**WORK REQUEST:**
Would you write out the whole listing below exactly as given?

**SUPPLIED MATERIAL:**
....

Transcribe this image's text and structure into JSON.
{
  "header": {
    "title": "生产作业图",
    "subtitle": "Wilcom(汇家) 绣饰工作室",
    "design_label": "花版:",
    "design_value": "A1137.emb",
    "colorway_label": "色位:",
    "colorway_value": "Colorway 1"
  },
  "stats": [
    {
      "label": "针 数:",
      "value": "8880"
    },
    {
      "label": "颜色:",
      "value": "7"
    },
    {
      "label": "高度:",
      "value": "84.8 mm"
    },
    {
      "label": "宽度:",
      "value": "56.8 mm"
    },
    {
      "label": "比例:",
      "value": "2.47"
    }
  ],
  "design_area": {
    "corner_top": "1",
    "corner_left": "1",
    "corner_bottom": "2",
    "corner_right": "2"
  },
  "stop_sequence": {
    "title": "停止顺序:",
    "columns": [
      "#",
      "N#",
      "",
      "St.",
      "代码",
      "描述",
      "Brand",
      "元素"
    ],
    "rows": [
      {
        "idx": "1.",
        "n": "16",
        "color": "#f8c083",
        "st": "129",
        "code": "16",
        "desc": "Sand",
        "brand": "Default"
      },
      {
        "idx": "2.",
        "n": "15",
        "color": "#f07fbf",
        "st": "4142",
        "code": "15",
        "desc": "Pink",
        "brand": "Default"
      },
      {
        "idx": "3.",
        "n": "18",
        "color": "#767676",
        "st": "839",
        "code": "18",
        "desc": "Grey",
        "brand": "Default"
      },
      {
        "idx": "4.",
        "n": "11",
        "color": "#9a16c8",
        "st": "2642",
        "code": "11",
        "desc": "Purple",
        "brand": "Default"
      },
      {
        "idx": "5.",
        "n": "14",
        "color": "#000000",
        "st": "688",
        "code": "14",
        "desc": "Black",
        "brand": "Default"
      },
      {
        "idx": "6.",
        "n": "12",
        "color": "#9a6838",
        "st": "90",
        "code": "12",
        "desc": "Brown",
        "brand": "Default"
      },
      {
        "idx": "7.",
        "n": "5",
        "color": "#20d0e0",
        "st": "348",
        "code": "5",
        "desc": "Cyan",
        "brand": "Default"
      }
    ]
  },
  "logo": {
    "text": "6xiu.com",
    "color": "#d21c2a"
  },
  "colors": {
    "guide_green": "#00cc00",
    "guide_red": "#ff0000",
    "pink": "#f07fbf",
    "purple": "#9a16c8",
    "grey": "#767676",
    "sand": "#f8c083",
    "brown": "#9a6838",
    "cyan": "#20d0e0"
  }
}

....

**RESULT BELOW:**
Transcribe this image's text and structure into JSON.
{
  "header": {
    "title": "生产作业图",
    "subtitle": "Wilcom(汇家) 绣饰工作室",
    "design_label": "花版:",
    "design_value": "A1137.emb",
    "colorway_label": "色位:",
    "colorway_value": "Colorway 1"
  },
  "stats": [
    {
      "label": "针 数:",
      "value": "8880"
    },
    {
      "label": "颜色:",
      "value": "7"
    },
    {
      "label": "高度:",
      "value": "84.8 mm"
    },
    {
      "label": "宽度:",
      "value": "56.8 mm"
    },
    {
      "label": "比例:",
      "value": "2.47"
    }
  ],
  "design_area": {
    "corner_top": "1",
    "corner_left": "1",
    "corner_bottom": "2",
    "corner_right": "2"
  },
  "stop_sequence": {
    "title": "停止顺序:",
    "columns": [
      "#",
      "N#",
      "",
      "St.",
      "代码",
      "描述",
      "Brand",
      "元素"
    ],
    "rows": [
      {
        "idx": "1.",
        "n": "16",
        "color": "#f8c083",
        "st": "129",
        "code": "16",
        "desc": "Sand",
        "brand": "Default"
      },
      {
        "idx": "2.",
        "n": "15",
        "color": "#f07fbf",
        "st": "4142",
        "code": "15",
        "desc": "Pink",
        "brand": "Default"
      },
      {
        "idx": "3.",
        "n": "18",
        "color": "#767676",
        "st": "839",
        "code": "18",
        "desc": "Grey",
        "brand": "Default"
      },
      {
        "idx": "4.",
        "n": "11",
        "color": "#9a16c8",
        "st": "2642",
        "code": "11",
        "desc": "Purple",
        "brand": "Default"
      },
      {
        "idx": "5.",
        "n": "14",
        "color": "#000000",
        "st": "688",
        "code": "14",
        "desc": "Black",
        "brand": "Default"
      },
      {
        "idx": "6.",
        "n": "12",
        "color": "#9a6838",
        "st": "90",
        "code": "12",
        "desc": "Brown",
        "brand": "Default"
      },
      {
        "idx": "7.",
        "n": "5",
        "color": "#20d0e0",
        "st": "348",
        "code": "5",
        "desc": "Cyan",
        "brand": "Default"
      }
    ]
  },
  "logo": {
    "text": "6xiu.com",
    "color": "#d21c2a"
  },
  "colors": {
    "guide_green": "#00cc00",
    "guide_red": "#ff0000",
    "pink": "#f07fbf",
    "purple": "#9a16c8",
    "grey": "#767676",
    "sand": "#f8c083",
    "brown": "#9a6838",
    "cyan": "#20d0e0"
  }
}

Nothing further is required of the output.